• **WHAT THIS TASK INVOLVES**
Each line below must be printed exactly as it stands.

• **PROVIDED DATA**
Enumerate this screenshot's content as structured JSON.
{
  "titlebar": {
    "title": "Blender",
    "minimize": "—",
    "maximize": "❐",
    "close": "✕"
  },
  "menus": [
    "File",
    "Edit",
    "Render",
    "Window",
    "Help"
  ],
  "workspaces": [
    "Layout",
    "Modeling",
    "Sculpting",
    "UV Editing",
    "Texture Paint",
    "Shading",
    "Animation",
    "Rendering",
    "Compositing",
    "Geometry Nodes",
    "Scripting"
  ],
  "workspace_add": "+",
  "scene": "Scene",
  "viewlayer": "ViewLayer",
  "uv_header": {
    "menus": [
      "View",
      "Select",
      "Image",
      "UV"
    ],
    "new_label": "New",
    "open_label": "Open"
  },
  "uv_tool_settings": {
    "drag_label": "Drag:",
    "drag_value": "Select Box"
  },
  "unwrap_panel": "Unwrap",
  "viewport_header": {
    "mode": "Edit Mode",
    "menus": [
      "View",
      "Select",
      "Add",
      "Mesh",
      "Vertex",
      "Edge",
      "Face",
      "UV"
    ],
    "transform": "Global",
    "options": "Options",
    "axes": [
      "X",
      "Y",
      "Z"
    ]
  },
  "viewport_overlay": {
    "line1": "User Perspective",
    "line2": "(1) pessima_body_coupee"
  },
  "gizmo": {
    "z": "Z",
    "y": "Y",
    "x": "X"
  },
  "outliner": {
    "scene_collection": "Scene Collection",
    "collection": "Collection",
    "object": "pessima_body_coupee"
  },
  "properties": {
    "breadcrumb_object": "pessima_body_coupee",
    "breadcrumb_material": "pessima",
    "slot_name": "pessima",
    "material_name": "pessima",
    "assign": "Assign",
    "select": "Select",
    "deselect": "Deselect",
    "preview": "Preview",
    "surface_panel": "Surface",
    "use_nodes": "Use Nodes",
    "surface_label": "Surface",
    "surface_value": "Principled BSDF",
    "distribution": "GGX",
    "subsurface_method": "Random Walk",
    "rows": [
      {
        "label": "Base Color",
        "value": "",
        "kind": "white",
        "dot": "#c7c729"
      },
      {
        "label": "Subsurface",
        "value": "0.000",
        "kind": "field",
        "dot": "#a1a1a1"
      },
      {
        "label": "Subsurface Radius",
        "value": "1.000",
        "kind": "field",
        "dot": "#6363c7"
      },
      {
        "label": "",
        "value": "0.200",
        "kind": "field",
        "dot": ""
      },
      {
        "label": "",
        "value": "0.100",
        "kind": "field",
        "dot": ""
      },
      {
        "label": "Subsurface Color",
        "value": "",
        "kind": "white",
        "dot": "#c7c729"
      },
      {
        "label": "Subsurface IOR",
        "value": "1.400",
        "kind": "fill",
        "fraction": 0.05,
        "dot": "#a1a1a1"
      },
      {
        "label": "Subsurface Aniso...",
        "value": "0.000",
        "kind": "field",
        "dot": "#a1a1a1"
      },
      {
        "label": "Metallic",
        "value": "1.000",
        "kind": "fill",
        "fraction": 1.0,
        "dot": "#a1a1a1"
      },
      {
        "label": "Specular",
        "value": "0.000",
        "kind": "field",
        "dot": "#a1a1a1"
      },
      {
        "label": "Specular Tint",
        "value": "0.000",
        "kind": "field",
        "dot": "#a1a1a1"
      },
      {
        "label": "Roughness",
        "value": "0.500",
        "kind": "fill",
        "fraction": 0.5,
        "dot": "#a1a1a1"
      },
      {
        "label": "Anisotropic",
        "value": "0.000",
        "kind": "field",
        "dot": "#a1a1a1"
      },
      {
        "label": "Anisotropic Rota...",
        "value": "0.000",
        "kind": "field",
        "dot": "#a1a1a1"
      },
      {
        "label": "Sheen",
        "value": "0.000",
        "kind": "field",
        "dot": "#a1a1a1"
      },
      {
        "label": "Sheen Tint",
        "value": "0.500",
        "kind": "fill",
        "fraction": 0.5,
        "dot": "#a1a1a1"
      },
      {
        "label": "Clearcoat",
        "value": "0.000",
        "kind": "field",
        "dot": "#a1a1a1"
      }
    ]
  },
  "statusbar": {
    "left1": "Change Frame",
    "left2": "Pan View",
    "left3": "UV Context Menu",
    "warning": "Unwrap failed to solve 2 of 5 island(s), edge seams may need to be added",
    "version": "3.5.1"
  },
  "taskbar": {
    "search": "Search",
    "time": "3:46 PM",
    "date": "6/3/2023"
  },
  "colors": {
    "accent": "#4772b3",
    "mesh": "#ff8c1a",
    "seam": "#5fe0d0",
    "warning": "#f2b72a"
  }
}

• **RESPONSE BOX**
Enumerate this screenshot's content as structured JSON.
{
  "titlebar": {
    "title": "Blender",
    "minimize": "—",
    "maximize": "❐",
    "close": "✕"
  },
  "menus": [
    "File",
    "Edit",
    "Render",
    "Window",
    "Help"
  ],
  "workspaces": [
    "Layout",
    "Modeling",
    "Sculpting",
    "UV Editing",
    "Texture Paint",
    "Shading",
    "Animation",
    "Rendering",
    "Compositing",
    "Geometry Nodes",
    "Scripting"
  ],
  "workspace_add": "+",
  "scene": "Scene",
  "viewlayer": "ViewLayer",
  "uv_header": {
    "menus": [
      "View",
      "Select",
      "Image",
      "UV"
    ],
    "new_label": "New",
    "open_label": "Open"
  },
  "uv_tool_settings": {
    "drag_label": "Drag:",
    "drag_value": "Select Box"
  },
  "unwrap_panel": "Unwrap",
  "viewport_header": {
    "mode": "Edit Mode",
    "menus": [
      "View",
      "Select",
      "Add",
      "Mesh",
      "Vertex",
      "Edge",
      "Face",
      "UV"
    ],
    "transform": "Global",
    "options": "Options",
    "axes": [
      "X",
      "Y",
      "Z"
    ]
  },
  "viewport_overlay": {
    "line1": "User Perspective",
    "line2": "(1) pessima_body_coupee"
  },
  "gizmo": {
    "z": "Z",
    "y": "Y",
    "x": "X"
  },
  "outliner": {
    "scene_collection": "Scene Collection",
    "collection": "Collection",
    "object": "pessima_body_coupee"
  },
  "properties": {
    "breadcrumb_object": "pessima_body_coupee",
    "breadcrumb_material": "pessima",
    "slot_name": "pessima",
    "material_name": "pessima",
    "assign": "Assign",
    "select": "Select",
    "deselect": "Deselect",
    "preview": "Preview",
    "surface_panel": "Surface",
    "use_nodes": "Use Nodes",
    "surface_label": "Surface",
    "surface_value": "Principled BSDF",
    "distribution": "GGX",
    "subsurface_method": "Random Walk",
    "rows": [
      {
        "label": "Base Color",
        "value": "",
        "kind": "white",
        "dot": "#c7c729"
      },
      {
        "label": "Subsurface",
        "value": "0.000",
        "kind": "field",
        "dot": "#a1a1a1"
      },
      {
        "label": "Subsurface Radius",
        "value": "1.000",
        "kind": "field",
        "dot": "#6363c7"
      },
      {
        "label": "",
        "value": "0.200",
        "kind": "field",
        "dot": ""
      },
      {
        "label": "",
        "value": "0.100",
        "kind": "field",
        "dot": ""
      },
      {
        "label": "Subsurface Color",
        "value": "",
        "kind": "white",
        "dot": "#c7c729"
      },
      {
        "label": "Subsurface IOR",
        "value": "1.400",
        "kind": "fill",
        "fraction": 0.05,
        "dot": "#a1a1a1"
      },
      {
        "label": "Subsurface Aniso...",
        "value": "0.000",
        "kind": "field",
        "dot": "#a1a1a1"
      },
      {
        "label": "Metallic",
        "value": "1.000",
        "kind": "fill",
        "fraction": 1.0,
        "dot": "#a1a1a1"
      },
      {
        "label": "Specular",
        "value": "0.000",
        "kind": "field",
        "dot": "#a1a1a1"
      },
      {
        "label": "Specular Tint",
        "value": "0.000",
        "kind": "field",
        "dot": "#a1a1a1"
      },
      {
        "label": "Roughness",
        "value": "0.500",
        "kind": "fill",
        "fraction": 0.5,
        "dot": "#a1a1a1"
      },
      {
        "label": "Anisotropic",
        "value": "0.000",
        "kind": "field",
        "dot": "#a1a1a1"
      },
      {
        "label": "Anisotropic Rota...",
        "value": "0.000",
        "kind": "field",
        "dot": "#a1a1a1"
      },
      {
        "label": "Sheen",
        "value": "0.000",
        "kind": "field",
        "dot": "#a1a1a1"
      },
      {
        "label": "Sheen Tint",
        "value": "0.500",
        "kind": "fill",
        "fraction": 0.5,
        "dot": "#a1a1a1"
      },
      {
        "label": "Clearcoat",
        "value": "0.000",
        "kind": "field",
        "dot": "#a1a1a1"
      }
    ]
  },
  "statusbar": {
    "left1": "Change Frame",
    "left2": "Pan View",
    "left3": "UV Context Menu",
    "warning": "Unwrap failed to solve 2 of 5 island(s), edge seams may need to be added",
    "version": "3.5.1"
  },
  "taskbar": {
    "search": "Search",
    "time": "3:46 PM",
    "date": "6/3/2023"
  },
  "colors": {
    "accent": "#4772b3",
    "mesh": "#ff8c1a",
    "seam": "#5fe0d0",
    "warning": "#f2b72a"
  }
}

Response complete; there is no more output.